-------- Data to process
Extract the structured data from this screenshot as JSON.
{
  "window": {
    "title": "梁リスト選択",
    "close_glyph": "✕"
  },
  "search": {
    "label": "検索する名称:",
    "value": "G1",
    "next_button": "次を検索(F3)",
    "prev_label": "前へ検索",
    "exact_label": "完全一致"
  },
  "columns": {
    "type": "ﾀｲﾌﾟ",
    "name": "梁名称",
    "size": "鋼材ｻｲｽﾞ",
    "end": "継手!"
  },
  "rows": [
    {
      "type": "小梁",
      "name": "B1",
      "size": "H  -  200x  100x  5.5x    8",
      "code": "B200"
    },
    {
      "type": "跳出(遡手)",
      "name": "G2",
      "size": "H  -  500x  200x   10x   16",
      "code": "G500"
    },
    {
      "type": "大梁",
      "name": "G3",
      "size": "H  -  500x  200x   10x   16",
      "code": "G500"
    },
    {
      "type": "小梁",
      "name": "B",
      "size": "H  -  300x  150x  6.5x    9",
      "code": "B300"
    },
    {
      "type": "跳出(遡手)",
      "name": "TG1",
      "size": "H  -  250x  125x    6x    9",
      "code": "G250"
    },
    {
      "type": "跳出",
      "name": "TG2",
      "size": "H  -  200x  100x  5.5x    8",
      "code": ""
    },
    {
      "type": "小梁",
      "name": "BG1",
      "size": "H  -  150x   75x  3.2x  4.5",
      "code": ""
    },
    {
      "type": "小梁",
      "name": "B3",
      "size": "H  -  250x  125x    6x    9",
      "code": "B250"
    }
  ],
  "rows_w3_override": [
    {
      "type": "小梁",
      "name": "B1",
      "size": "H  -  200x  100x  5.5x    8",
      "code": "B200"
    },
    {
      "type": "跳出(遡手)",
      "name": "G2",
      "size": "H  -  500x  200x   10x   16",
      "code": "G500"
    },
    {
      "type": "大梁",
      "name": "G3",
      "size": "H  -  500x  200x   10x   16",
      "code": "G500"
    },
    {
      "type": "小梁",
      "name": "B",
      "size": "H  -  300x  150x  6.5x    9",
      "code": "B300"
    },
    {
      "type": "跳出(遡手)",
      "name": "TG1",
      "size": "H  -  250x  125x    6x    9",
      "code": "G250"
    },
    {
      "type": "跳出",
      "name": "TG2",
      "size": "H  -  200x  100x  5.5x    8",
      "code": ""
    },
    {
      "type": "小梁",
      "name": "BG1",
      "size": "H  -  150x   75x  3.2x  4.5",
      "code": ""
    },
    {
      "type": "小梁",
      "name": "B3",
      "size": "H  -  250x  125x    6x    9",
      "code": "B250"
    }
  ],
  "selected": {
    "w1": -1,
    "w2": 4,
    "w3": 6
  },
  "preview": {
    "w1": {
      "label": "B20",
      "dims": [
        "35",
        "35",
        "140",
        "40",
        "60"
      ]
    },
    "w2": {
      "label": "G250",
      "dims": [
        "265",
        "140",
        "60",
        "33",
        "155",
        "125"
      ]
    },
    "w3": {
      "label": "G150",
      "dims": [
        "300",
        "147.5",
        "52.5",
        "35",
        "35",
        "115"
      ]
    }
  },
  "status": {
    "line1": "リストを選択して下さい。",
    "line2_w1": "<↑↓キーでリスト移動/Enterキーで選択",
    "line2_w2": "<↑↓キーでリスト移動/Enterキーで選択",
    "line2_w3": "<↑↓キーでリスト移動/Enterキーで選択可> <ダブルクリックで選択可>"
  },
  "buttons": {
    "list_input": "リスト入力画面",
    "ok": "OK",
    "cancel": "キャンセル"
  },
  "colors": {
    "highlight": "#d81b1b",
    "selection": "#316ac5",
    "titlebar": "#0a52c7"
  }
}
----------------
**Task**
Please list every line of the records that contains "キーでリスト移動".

**Response to the exercise**
    "line2_w1": "<↑↓キーでリスト移動/Enterキーで選択",
    "line2_w2": "<↑↓キーでリスト移動/Enterキーで選択",
    "line2_w3": "<↑↓キーでリスト移動/Enterキーで選択可> <ダブルクリックで選択可>"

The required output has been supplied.